A night out for Grandma

In an effort to do some onsite research for her latest novel, Joanna Trollope decided to hit a London club. Oddly, the 65 year-old seems to get it:

Of course, I had to see for myself. With some trepidation - what kind of nutter would they think I was? - I rang a club recommended for house music, behind London's Ladbroke Grove. The male voice the other end didn't miss a beat. I'd be very welcome, he said. There'd be a couple of complimentary tickets waiting for me at 11pm on the door. He hoped I'd have a good time.

I put on black jeans and my spectacles, and took a friend and a notebook. I know why I took a friend and a notebook, but I wonder why I chose my specs: something to hide behind? Something to distance myself?

The club was in a series of basements almost under the A40, with a forbiddingly roped-off entrance guarded by hefty black men in suits. We were waved in, and down past a bored-looking girl guarding racks of metal coathangers, to the club itself.

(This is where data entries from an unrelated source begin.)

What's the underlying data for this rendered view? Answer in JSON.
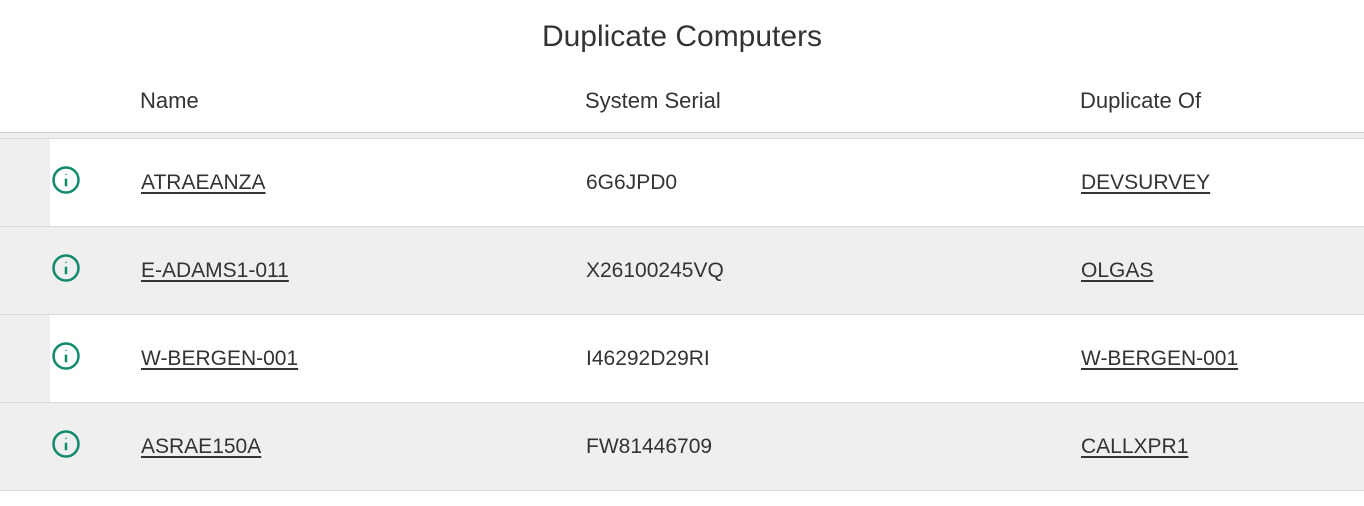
{
  "title": "Duplicate Computers",
  "columns": {
    "name": "Name",
    "serial": "System Serial",
    "duplicate_of": "Duplicate Of"
  },
  "rows": [
    {
      "name": "ATRAEANZA",
      "serial": "6G6JPD0",
      "duplicate_of": "DEVSURVEY"
    },
    {
      "name": "E-ADAMS1-011",
      "serial": "X26100245VQ",
      "duplicate_of": "OLGAS"
    },
    {
      "name": "W-BERGEN-001",
      "serial": "I46292D29RI",
      "duplicate_of": "W-BERGEN-001"
    },
    {
      "name": "ASRAE150A",
      "serial": "FW81446709",
      "duplicate_of": "CALLXPR1"
    }
  ]
}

It was dark. Very dark. The only lights were red. The walls were black, with white graphics - 'You cool brigade', 'Keep it unreal'. There were white Formica-topped tables round the edge, and a dais with black leather sofas labelled 'Reserved'.

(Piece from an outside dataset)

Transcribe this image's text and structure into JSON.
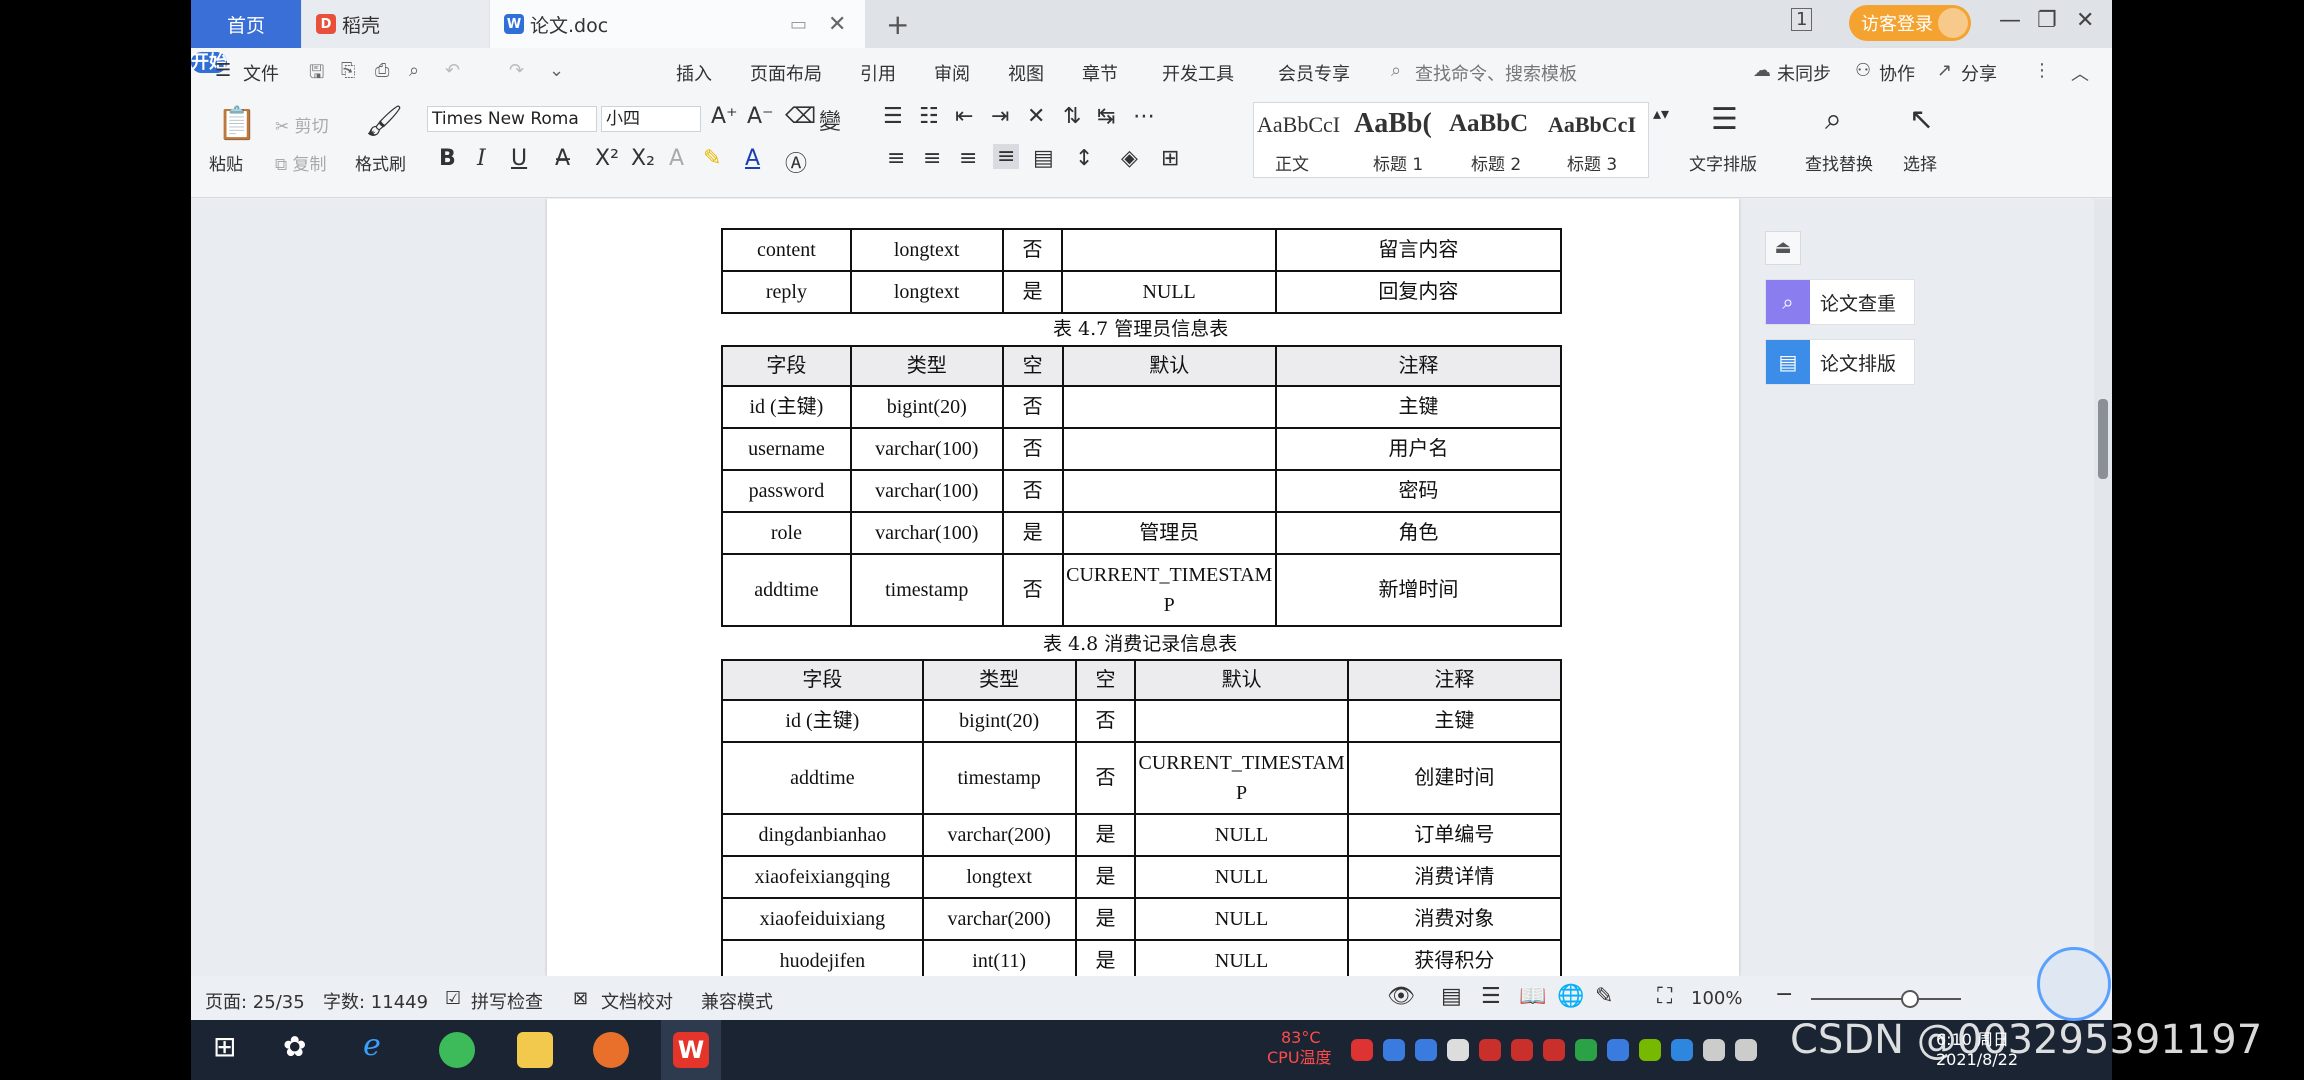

The only real light - red again --was around the DJ, a pallid young man, fag in mouth, loose shirt over trousers, ceaselessly adjusting his controls.

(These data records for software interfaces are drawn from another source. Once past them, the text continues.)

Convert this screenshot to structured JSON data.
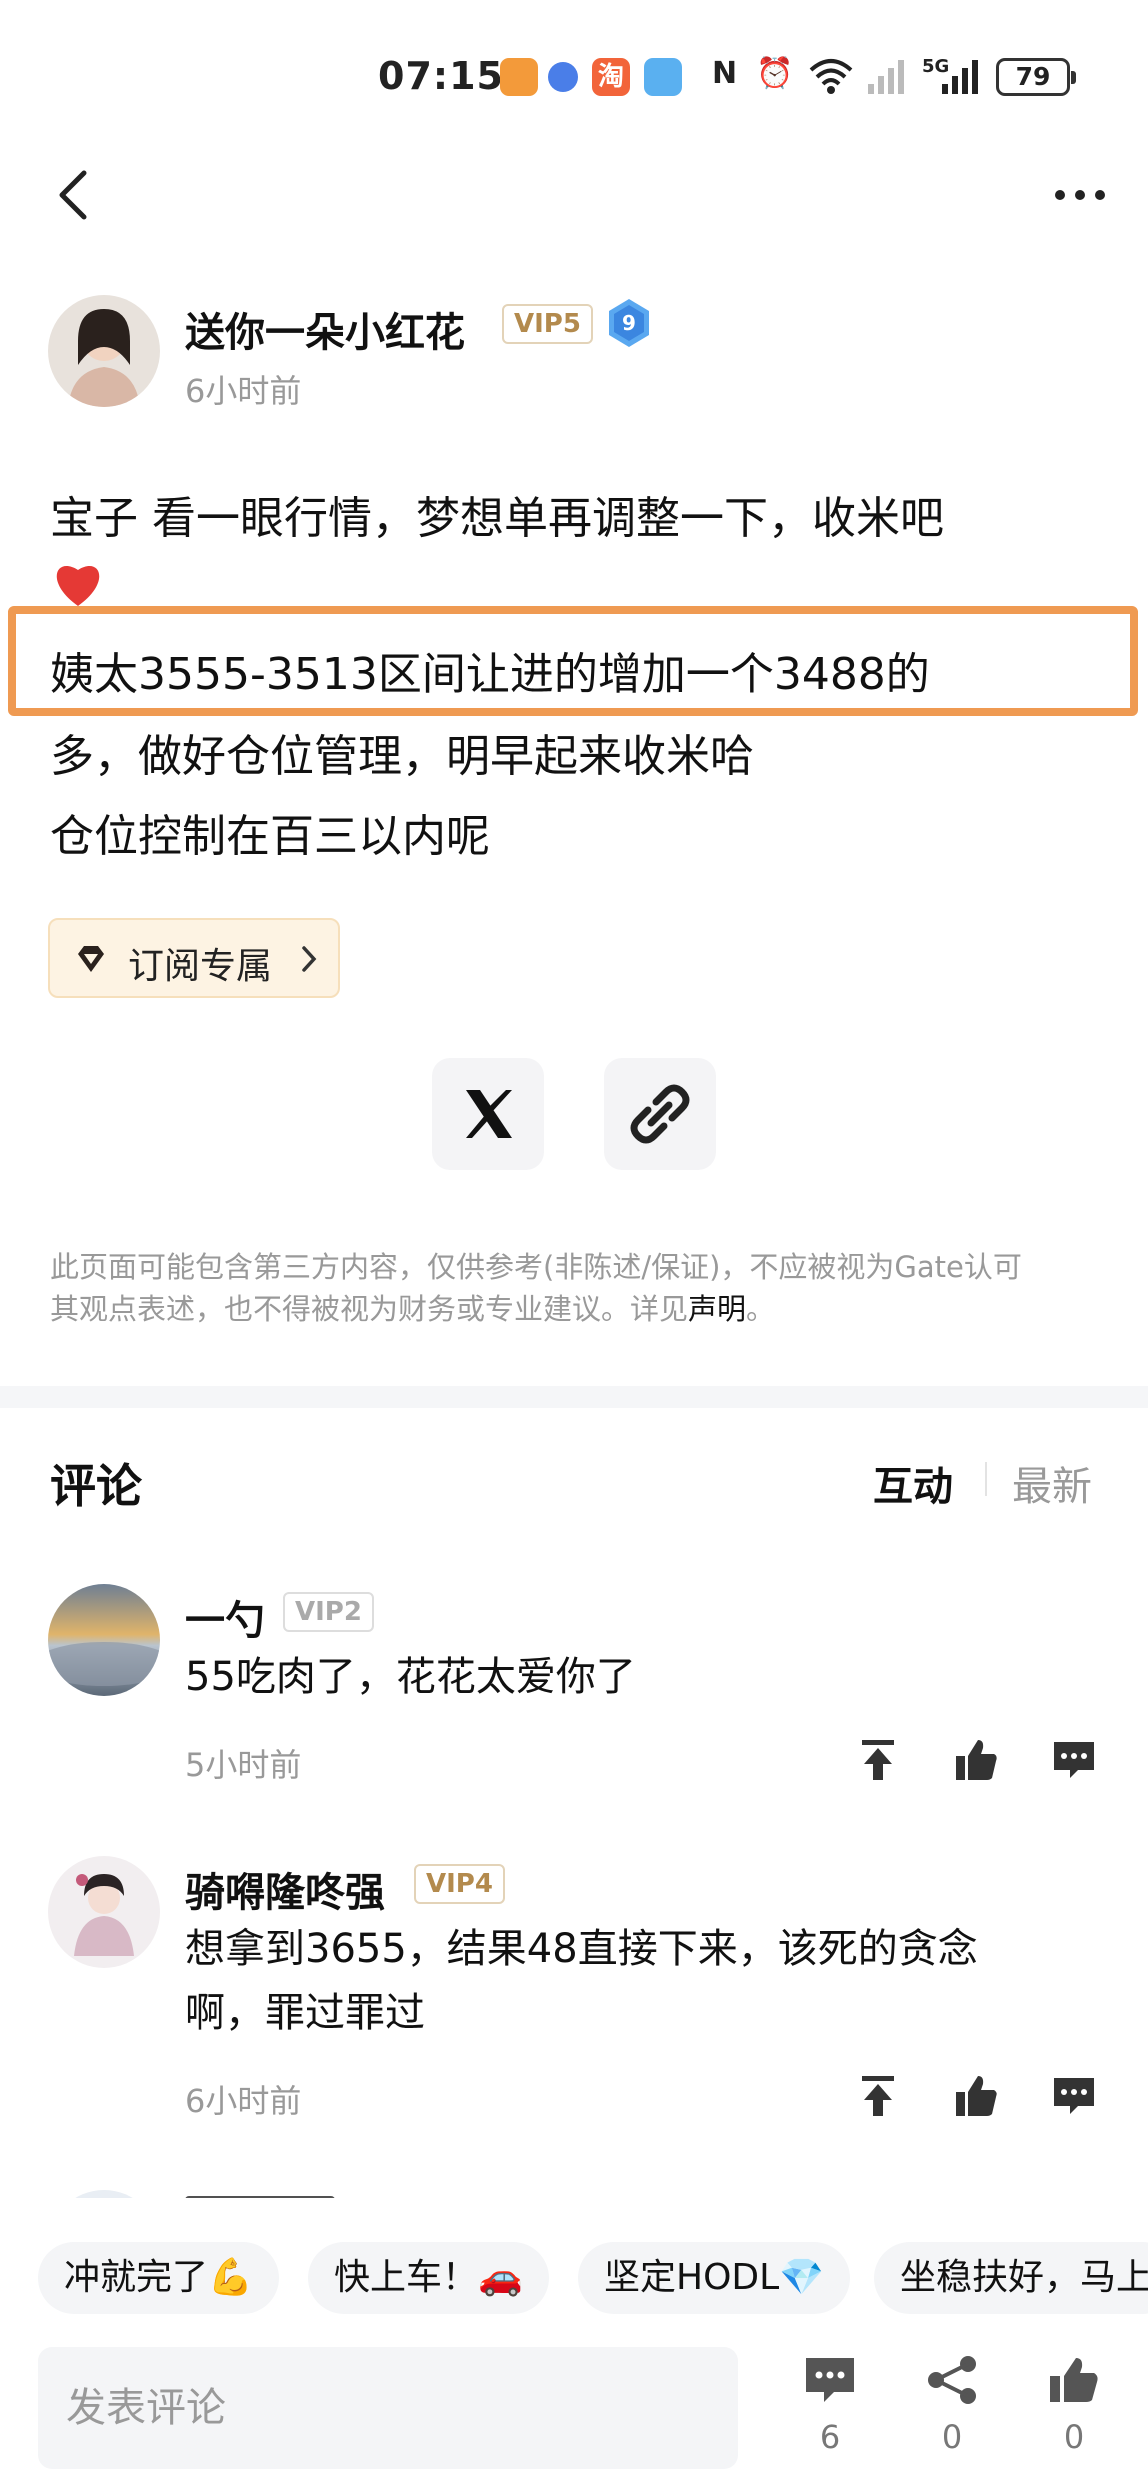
{
  "status_bar": {
    "time": "07:15",
    "battery": "79",
    "network": "5G"
  },
  "author": {
    "name": "送你一朵小红花",
    "vip": "VIP5",
    "level": "9",
    "time": "6小时前"
  },
  "post": {
    "lines": [
      "宝子 看一眼行情，梦想单再调整一下，收米吧",
      "姨太3555-3513区间让进的增加一个3488的",
      "多，做好仓位管理，明早起来收米哈",
      "仓位控制在百三以内呢"
    ]
  },
  "subscribe_label": "订阅专属",
  "disclaimer": {
    "line1": "此页面可能包含第三方内容，仅供参考(非陈述/保证)，不应被视为Gate认可",
    "line2_prefix": "其观点表述，也不得被视为财务或专业建议。详见",
    "link": "声明",
    "suffix": "。"
  },
  "comments_section": {
    "title": "评论",
    "sort_hot": "互动",
    "sort_new": "最新"
  },
  "comments": [
    {
      "name": "一勺",
      "vip": "VIP2",
      "text_lines": [
        "55吃肉了，花花太爱你了"
      ],
      "time": "5小时前"
    },
    {
      "name": "骑嘚隆咚强",
      "vip": "VIP4",
      "text_lines": [
        "想拿到3655，结果48直接下来，该死的贪念",
        "啊，罪过罪过"
      ],
      "time": "6小时前"
    }
  ],
  "quick_replies": [
    "冲就完了💪",
    "快上车！🚗",
    "坚定HODL💎",
    "坐稳扶好，马上"
  ],
  "bottom_bar": {
    "input_placeholder": "发表评论",
    "comment_count": "6",
    "share_count": "0",
    "like_count": "0"
  },
  "colors": {
    "highlight": "#ef9a52",
    "vip_gold": "#b38a4d",
    "vip_gray": "#aaaaaa",
    "level_blue": "#4a90e2"
  }
}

And there was the beat. It wasn't so much deafening as huge. It gets you right in the breast bone, as if it's inside your body as well as your head. More an experience, somehow, than music.

The dance floor was full, boys in narrow jeans and T-shirts, girls in dresses and 4in heels, or jeans and trainers, all weirdly splashed with violet-coloured strobe lighting swinging back and forth across them. I couldn't help wondering what a medieval painter, with religion on his mind, would have made of the scene.

But the kids, like puppies scenting a novelty, were swarming round me in minutes. What was I doing? Why'd I got a notebook? Did I want to dance? Was I going to put them in my story? Would I send their mum a copy?


In the girls' lavatories, all flat surfaces such as cisterns were carefully hidden behind hardboard panels. A pretty Vietnamese girl was cleaning up.

'Don't you mind this?' I asked her, 'Don't you hate cleaning up after everyone?'

She looked up at me, her eyes shining. 'I love being in the club! I love it here!'

They do love it. They love the energy and the belonging, and the commitment to this primal language of beat and movement. They love the darkness and the danger because both are quite glamorous when you are invincibly young.

I left with mobile numbers and sweet messages, from Dan and Ben and Fran and Darren and Emma, and, more importantly, with some understanding of how compelling the rite of modern dance music is, to those of the right age for it.